“To plant 10 billion trees in a country like Saudi Arabia, one has to ask how they will be monitored and how their health will be sustained for decades to come. We cannot rely on just hoping for the best. We need to look to the ultimate goal and then work backwards in terms of the development and implementation of technology. It’s like a closed-loop ecosystem: planting, monitoring, irrigating and harvesting the trees.”
A primary consideration of the SGI is the use (and misuse) of water, a precious resource in the desert kingdom. Conventional irrigation methods often lead to significant wastage.
Smart dust
“AI can play a crucial role here via smart, efficient irrigation systems that utilize sensors and data analytics to monitor climate conditions and soil moisture,” Dr. Sidki said. “If every tree and every plant had sensors to monitor the condition of the soil surrounding the roots, this could determine exactly when it requires water and exactly what amount.”
Such AI-based solutions are already being put into practice, for example in the form of “smart dust,” nanoparticles that communicate with each other, enabling complex data collection and efficient decision-making in all aspects of agriculture.
“Land health monitoring is also very important,” said Dr. Sidki. “Throughout the life cycle of crops, drones can enable precision spraying and maximize seed pollination, and the same kind of sensor technology can be used for livestock monitoring, crop spraying and smart harvesting.”
These technologies, combined with local and global advances in genetic engineering, could soon turn the parched landscape of Saudi Arabia into an agricultural powerhouse with many verdant oases. Having said that, the greening of Saudi Arabia will require not just the conservation but also the production of potable water.
Some 60 percent of the Kingdom’s fresh water is currently supplied by energy-intensive seawater desalination plants reliant on polluting fossil fuels, an unsustainable solution in view of the SGI. But new desalination and water filtration techniques are emerging quickly, positioning the KSA as a hub for proprietary green technology.
In one RPDC-assisted project called the Red Sea Farm, a group of KAUST researchers have successfully grown tomatoes using a mix of 75 percent seawater and 25 percent freshwater, a scalable method that was recognized and lauded by the United Nations General Assembly in September.
“The idea is to develop smart technology to reduce the cost of desalination,” said Dr. Sidki. “Imagine if we could utilize solar energy for desalination. We would have unlimited fresh water from the ocean, which we are surrounded by in the KSA.”
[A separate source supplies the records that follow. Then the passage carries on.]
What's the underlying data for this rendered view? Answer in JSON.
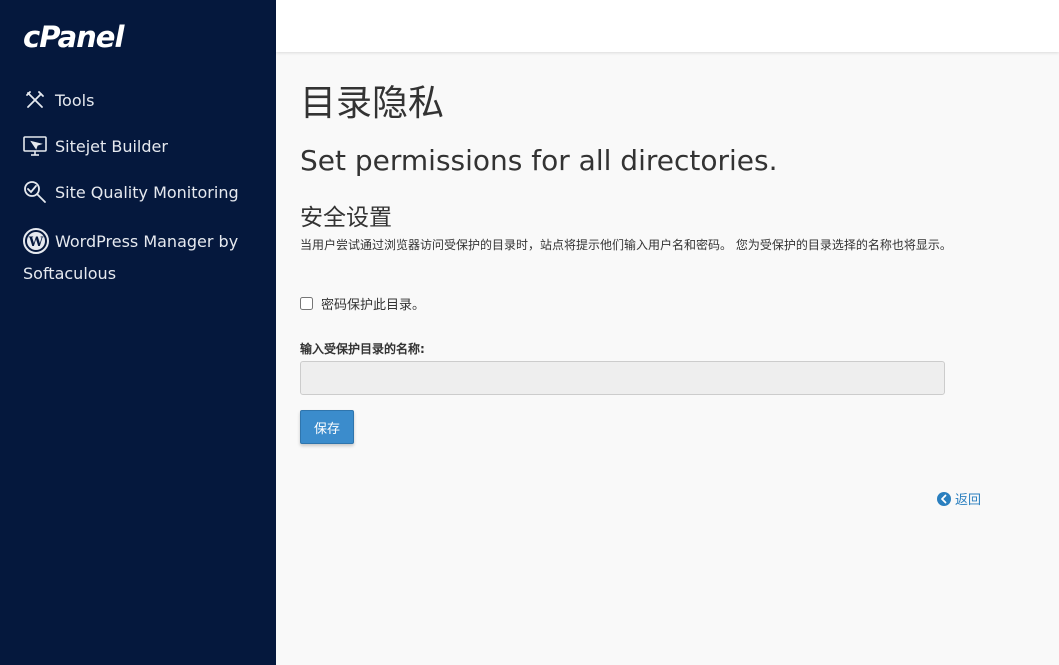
{
  "sidebar": {
    "logo": "cPanel",
    "items": [
      {
        "label": "Tools",
        "icon": "tools-icon"
      },
      {
        "label": "Sitejet Builder",
        "icon": "monitor-icon"
      },
      {
        "label": "Site Quality Monitoring",
        "icon": "magnifier-icon"
      },
      {
        "label": "WordPress Manager by Softaculous",
        "icon": "wordpress-icon"
      }
    ]
  },
  "main": {
    "title": "目录隐私",
    "subtitle": "Set permissions for all directories.",
    "section_title": "安全设置",
    "description": "当用户尝试通过浏览器访问受保护的目录时，站点将提示他们输入用户名和密码。 您为受保护的目录选择的名称也将显示。",
    "checkbox_label": "密码保护此目录。",
    "field_label": "输入受保护目录的名称:",
    "field_value": "",
    "save_label": "保存",
    "back_label": "返回"
  },
  "colors": {
    "sidebar_bg": "#05183d",
    "accent": "#3b8ccc",
    "link": "#2a7fbf"
  }
}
The SGI represents one aspect of Saudi Arabia’s broader 4th Industrial Revolution (4IR), the fusion of AI, robotics, Internet of Things (IoT), genetic engineering and quantum computing, blurring the boundaries between the physical, digital and biological worlds. This is a highly collaborative movement involving numerous government bodies, PIF-owned companies (both commercial and not-for-profit), academic institutions, corporations, startups and SMEs.
“Robotics and AI will be playing a major role in every sector of society,” said Dr. Sidki. “And here in Saudi Arabia we have huge public and private funds to build capabilities.”
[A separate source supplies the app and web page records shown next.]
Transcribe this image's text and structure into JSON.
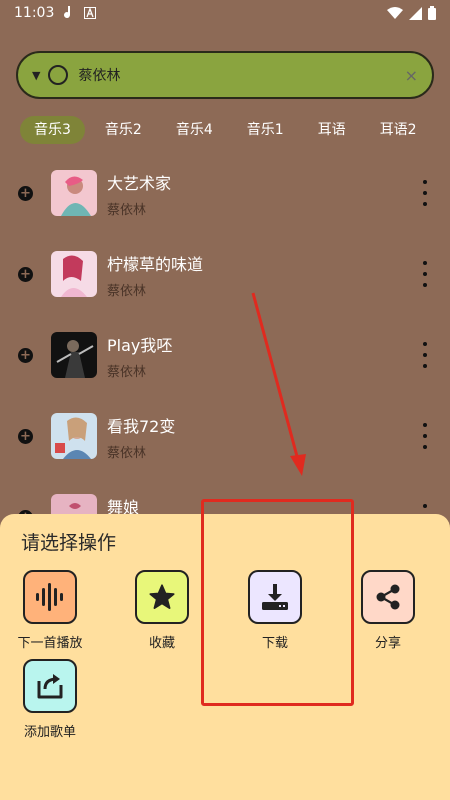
{
  "status_bar": {
    "time": "11:03"
  },
  "search": {
    "value": "蔡依林",
    "clear_glyph": "×"
  },
  "tabs": [
    {
      "label": "音乐3",
      "active": true
    },
    {
      "label": "音乐2",
      "active": false
    },
    {
      "label": "音乐4",
      "active": false
    },
    {
      "label": "音乐1",
      "active": false
    },
    {
      "label": "耳语",
      "active": false
    },
    {
      "label": "耳语2",
      "active": false
    }
  ],
  "songs": [
    {
      "title": "大艺术家",
      "artist": "蔡依林"
    },
    {
      "title": "柠檬草的味道",
      "artist": "蔡依林"
    },
    {
      "title": "Play我呸",
      "artist": "蔡依林"
    },
    {
      "title": "看我72变",
      "artist": "蔡依林"
    },
    {
      "title": "舞娘",
      "artist": ""
    }
  ],
  "sheet": {
    "title": "请选择操作",
    "actions": [
      {
        "label": "下一首播放",
        "icon": "waveform-icon",
        "color": "#ffb27a"
      },
      {
        "label": "收藏",
        "icon": "star-icon",
        "color": "#e8f77a"
      },
      {
        "label": "下载",
        "icon": "download-icon",
        "color": "#ece6ff"
      },
      {
        "label": "分享",
        "icon": "share-icon",
        "color": "#ffd8c8"
      },
      {
        "label": "添加歌单",
        "icon": "add-to-playlist-icon",
        "color": "#b9f5ee"
      }
    ]
  },
  "colors": {
    "background": "#8d6a56",
    "search_bg": "#8aa43f",
    "active_tab": "#7f8438",
    "sheet_bg": "#ffdf9e",
    "annotation": "#e02a1f"
  }
}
Innovation largely comes down to talent and education, and Dr. Sidki is again optimistic in this regard. “Saudi Arabia has a population of about 35 million, 70 percent of which is 25 or younger. And the percentage of those with a higher degree is very high compared to most other countries. In terms of PhD-holders the KSA probably ranks the highest in the region.”
Saudi Arabia is on the cusp of a major transformation that will involve a great deal of hard work and a lot of imagination.
“There’s an endless list of ways that new forms of technology can improve the quality of our daily life,” Dr. Sidki said. “People need to be very passionate about what they’re doing, and to be aware of the contributions they can make to their society, in order to have a huge impact. I think the combination of education and passion, and that impact, are the ingredients for a society to successfully achieve whatever it wants to do.”